By Dr. Becker
Here’s a little something you’ve probably never even thought about. Do you realize how difficult it is to determine the age of an animal – especially a wild animal?
Zoologists can sometimes use x-rays to determine growth markers in the skeleton of an animal. And it’s easy to learn an animal’s age once it dies by performing an autopsy to evaluate certain biological markers.
But absent x-rays or tissue samples, it can be quite difficult to determine the age of an animal. Zoologists must rely on visual observations and their own judgment.
How Zoologists Determine a Primate’s Age.
Figuring out the age of a primate involves evaluating his monkey molars. Worn-down molars can be a sign the animal is older. Or, it can signal a diet that requires lots of aggressive chewing.
A primate’s skin can also give clues to her age, just as a human’s can. The older the animal, the more wrinkly the skin.
Most sexually mature dominant male orangutans have what is called a flange, or cheek pad. As these fellows age, their flanges sag much like human jowls.
Female orangutans don’t come equipped with flanges. However, like older humans, they lose bone density and develop wrinkles. They might even lose hair if they’re under unusual stress.
Baby orangutans have white circles around their eyes that disappear as they get older. So if the whites of an orangutan’s eyes are still visible, you know it’s a youngster who hasn’t been fully weaned.
Cats Never Look Old. Or Do They?

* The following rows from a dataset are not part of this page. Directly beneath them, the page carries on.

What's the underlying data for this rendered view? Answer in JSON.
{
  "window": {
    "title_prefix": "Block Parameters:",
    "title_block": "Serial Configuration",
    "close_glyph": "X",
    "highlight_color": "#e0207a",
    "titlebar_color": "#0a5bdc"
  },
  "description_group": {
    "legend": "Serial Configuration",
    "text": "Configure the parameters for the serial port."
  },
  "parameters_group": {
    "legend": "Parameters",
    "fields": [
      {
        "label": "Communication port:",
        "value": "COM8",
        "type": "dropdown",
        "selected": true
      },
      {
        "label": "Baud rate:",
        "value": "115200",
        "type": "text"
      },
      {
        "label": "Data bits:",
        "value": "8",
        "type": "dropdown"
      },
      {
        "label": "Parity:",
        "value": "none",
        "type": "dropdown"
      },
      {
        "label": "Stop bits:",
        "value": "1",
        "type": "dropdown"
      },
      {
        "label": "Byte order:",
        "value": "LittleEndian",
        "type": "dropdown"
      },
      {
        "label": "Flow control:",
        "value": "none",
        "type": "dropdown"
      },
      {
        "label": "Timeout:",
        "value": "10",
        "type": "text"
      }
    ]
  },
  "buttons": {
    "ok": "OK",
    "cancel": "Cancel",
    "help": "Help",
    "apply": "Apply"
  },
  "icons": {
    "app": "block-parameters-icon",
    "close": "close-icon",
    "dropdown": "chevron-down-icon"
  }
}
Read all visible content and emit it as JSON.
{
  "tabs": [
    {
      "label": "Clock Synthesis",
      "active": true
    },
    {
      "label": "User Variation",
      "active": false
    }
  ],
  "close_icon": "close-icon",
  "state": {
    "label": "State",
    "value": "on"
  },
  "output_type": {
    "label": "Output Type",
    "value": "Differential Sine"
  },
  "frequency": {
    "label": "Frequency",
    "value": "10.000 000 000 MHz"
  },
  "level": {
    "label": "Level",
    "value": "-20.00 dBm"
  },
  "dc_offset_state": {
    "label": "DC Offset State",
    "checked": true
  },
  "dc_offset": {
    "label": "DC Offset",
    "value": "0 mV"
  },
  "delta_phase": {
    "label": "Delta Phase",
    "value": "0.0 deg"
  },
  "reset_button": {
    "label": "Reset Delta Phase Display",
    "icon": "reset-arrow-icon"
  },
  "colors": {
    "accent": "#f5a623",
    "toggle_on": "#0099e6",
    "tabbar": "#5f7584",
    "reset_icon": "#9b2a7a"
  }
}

Determining the age of a feline is all about the hair. Whether you’re talking housecats or lions and tigers, the hair gets gray, dry and brittle as the animal ages. These changes can be seen even at a distance. The coat becomes duller. Older felines spend less time grooming their fur.
Other signs of aging can be harder to pick up, because cats are notoriously stoic and secretive about the state of their health.
All animals, including cats, lose muscle tone as they age. Rump size diminishes in older felines, and ribs often become visible. The gait in older cats also changes as eyesight diminishes. Stepping becomes more deliberate.